## Work item
In the entries that follow, find each line with the word "email" and copy it.

## Data for this exercise
+++

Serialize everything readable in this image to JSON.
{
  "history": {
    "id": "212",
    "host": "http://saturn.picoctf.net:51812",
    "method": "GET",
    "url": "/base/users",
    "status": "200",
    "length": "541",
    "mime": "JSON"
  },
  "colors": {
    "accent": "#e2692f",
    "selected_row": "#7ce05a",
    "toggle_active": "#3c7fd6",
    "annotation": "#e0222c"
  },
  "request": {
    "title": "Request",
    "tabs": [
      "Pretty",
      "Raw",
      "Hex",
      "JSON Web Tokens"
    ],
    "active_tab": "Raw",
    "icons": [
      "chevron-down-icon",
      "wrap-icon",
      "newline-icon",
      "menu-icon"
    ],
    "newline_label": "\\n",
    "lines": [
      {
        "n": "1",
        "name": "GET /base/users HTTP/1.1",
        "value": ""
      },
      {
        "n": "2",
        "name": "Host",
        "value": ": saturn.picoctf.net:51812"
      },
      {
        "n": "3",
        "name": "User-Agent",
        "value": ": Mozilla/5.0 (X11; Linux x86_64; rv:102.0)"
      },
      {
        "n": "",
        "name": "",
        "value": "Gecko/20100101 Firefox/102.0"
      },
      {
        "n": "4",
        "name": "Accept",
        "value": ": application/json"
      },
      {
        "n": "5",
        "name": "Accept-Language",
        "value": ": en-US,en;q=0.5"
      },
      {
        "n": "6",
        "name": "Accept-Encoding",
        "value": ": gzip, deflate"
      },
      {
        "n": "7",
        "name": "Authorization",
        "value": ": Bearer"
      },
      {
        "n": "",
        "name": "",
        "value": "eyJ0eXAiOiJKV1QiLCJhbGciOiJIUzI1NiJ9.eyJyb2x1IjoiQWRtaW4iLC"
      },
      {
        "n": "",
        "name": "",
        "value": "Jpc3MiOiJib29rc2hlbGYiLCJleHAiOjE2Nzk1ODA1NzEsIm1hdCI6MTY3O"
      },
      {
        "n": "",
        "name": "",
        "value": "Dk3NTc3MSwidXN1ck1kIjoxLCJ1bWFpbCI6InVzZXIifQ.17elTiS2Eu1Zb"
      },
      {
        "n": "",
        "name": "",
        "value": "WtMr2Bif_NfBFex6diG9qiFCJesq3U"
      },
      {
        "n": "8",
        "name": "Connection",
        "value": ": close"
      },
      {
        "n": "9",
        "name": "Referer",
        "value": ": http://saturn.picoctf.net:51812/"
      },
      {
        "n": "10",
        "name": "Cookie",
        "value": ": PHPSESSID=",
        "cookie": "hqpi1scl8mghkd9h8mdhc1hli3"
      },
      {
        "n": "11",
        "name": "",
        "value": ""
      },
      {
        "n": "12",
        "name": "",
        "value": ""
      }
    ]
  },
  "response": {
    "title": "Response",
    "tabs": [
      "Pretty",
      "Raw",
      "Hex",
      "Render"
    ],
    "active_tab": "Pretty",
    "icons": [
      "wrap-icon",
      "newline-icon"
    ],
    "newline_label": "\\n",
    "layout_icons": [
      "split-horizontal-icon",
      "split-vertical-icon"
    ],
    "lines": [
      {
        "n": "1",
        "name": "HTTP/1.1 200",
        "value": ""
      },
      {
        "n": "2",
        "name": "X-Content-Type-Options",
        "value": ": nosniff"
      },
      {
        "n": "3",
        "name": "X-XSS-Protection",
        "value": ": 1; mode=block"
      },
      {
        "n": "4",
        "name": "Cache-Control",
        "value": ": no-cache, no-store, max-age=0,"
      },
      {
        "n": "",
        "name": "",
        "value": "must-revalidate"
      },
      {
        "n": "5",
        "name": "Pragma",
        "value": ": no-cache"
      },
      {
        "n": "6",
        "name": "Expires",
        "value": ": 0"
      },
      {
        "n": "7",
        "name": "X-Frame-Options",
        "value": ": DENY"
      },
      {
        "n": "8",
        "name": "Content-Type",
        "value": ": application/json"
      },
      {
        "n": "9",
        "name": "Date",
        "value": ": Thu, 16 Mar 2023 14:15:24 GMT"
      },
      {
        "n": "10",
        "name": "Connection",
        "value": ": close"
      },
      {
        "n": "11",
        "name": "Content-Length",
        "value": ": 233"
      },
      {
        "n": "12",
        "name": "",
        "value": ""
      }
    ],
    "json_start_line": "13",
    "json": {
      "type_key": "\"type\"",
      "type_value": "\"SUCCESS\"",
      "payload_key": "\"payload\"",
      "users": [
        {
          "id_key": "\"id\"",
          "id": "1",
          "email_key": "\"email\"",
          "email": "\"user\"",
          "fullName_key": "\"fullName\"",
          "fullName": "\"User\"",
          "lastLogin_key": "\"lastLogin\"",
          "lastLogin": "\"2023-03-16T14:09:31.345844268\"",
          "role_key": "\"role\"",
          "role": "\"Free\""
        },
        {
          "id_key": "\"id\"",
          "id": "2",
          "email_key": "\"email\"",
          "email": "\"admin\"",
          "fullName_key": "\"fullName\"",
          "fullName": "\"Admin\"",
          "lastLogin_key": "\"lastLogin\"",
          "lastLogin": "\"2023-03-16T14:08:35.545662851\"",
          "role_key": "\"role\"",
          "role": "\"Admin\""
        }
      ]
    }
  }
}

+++

## Written reply
          "email_key": "\"email\"",
          "email": "\"user\"",
          "email_key": "\"email\"",
          "email": "\"admin\"",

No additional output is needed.